For Your Health: What happens when you get sick?

For Your Health: What happens when you get sick?

Morgan Smith, Staff Writer

As far back as I can remember, catching a cold always felt like it would be the last days of my childhood, even though at the worst I’d only suffer for a week and a half. But to this day, I know for sure that when I wake up and my throat feels off– even if only a by a bit– I’ll be going to school with a bag of Halls and a box of tissue in tow. Fortunately, the human body, like the well-oiled machine that it is, has several defense mechanisms in place to make sure that nobody suffers for too long when they are sick. White blood cells serve as the army in the never ending street war called the immune system.

Pathogens are any organisms that can cause disease or sickness. These viruses and bacteria are always trying to get a piece of us. Our bodies provide an ideal environment to reproduce in: warm, wet, salty, and nutrient rich. Different flavors of white blood cells work to keep pathogens from taking up residency in the body.

Pathogens are any organisms that can cause disease or sickness. ”

Mast cell and basophils, the first class of white blood cells, patrol the circulatory system looking for these invaders. When a germ happens to get through, they sound off the alarm and begin to produce histamines. This chemical causes the veins to swell and become more accessible to the next class of white blood cells, phagocytes.

This class of white blood cells is like the elite, ninja assassin strike force of your immune system. Some roam the body looking for a fight and others act as stationary bodyguards in organs; another type can even gather information on different microbes. Antibodies help recognize and assist with the smash on pathogens. Once they tag the pathogen as an intruder, they alerts nearby phagocytes that it’s time to eat– literally. Phagocytes carry out their dirty work by chasing down and engulfing the offending virus or bacteria.

The next class of white blood cells is like the immune system’s version of the CIA. These memory cells keep files on every pathogen your body has successfully defended against. The amazing thing is that the information stored can be called on whenever that specific pathogen disrupts your system  for years to come. This allows your body to mount up a quicker response, which is why under normal circumstances, you don’t catch the same disease or sickness twice. The only downfall is that viruses like the cold or flu mutate periodically; so, the strain of the cold you caught one year won’t be the same one you catch the next.

The body produces mucus as another line of defense. It traps microbes and keeps them from getting farther into your system. Your body will do anything to get those pathogens out of you, so the mucous membranes responsible go into overdrive. This combined with histamines causes the excess of runny, stuffy noses, coughing, sneezing, and tissue. I find that a stuffy nose is the most detrimental symptom of a cold because it affects one of the things I hold most dear: sleep and rest is a must on the road to recovery.

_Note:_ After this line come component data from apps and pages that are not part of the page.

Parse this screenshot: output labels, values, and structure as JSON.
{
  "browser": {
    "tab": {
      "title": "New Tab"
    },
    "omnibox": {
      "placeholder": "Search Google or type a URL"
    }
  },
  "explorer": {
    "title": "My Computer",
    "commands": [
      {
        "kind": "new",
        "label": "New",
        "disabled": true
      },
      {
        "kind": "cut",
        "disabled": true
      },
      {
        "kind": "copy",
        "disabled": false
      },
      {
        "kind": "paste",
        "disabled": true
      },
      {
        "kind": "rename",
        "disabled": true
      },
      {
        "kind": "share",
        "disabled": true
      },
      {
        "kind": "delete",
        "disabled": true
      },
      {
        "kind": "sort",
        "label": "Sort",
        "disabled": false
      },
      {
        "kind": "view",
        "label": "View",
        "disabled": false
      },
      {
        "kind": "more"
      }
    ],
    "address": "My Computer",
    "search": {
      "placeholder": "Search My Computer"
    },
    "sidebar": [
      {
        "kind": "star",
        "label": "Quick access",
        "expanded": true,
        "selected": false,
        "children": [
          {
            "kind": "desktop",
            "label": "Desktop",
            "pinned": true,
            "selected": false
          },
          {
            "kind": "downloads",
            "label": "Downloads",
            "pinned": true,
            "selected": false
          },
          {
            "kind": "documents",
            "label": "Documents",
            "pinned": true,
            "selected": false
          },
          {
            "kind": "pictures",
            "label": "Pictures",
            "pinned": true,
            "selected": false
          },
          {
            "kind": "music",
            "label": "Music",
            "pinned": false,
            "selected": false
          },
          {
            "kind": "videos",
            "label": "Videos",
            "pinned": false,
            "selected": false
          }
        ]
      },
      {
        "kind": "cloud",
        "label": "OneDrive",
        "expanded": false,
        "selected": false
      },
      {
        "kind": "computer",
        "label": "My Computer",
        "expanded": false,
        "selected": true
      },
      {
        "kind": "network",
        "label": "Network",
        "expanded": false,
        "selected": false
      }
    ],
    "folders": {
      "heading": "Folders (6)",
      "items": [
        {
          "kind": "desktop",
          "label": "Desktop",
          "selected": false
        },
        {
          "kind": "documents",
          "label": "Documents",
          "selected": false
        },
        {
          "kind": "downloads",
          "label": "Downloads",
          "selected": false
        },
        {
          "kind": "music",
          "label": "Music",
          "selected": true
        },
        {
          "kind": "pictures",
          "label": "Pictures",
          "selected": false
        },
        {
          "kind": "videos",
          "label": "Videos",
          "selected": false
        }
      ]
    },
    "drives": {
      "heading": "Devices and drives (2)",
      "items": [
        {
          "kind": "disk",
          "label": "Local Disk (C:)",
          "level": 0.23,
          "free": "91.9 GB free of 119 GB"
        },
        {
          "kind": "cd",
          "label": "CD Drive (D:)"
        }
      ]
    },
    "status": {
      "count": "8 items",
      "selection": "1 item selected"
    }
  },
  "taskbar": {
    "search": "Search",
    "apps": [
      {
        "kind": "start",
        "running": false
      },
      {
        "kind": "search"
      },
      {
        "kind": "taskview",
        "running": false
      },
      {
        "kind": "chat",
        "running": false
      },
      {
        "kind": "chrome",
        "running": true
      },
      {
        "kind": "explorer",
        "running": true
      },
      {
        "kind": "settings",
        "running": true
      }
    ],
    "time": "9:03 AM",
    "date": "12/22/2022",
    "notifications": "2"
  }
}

Thankfully, someone else feels my pain because NyQuilexists. It takes the edge off of the congestion and stuffiness to allow you a good night’s rest. Sudafed, another decongestant, alleviated pressure felt in the nose and head by reducing swelling and helping with airflow. Drink plenty of fluids, preferably water, because it replenishes the water used to make mucus– but avoid Starbucks, as caffeine can be dehydrating.

As for a cure to the cold and an end to the sniffling and tasteless cherry cough medicine, there is none in sight– just for now hopefully. Until then, your immune system will continue the war on terror and viruses.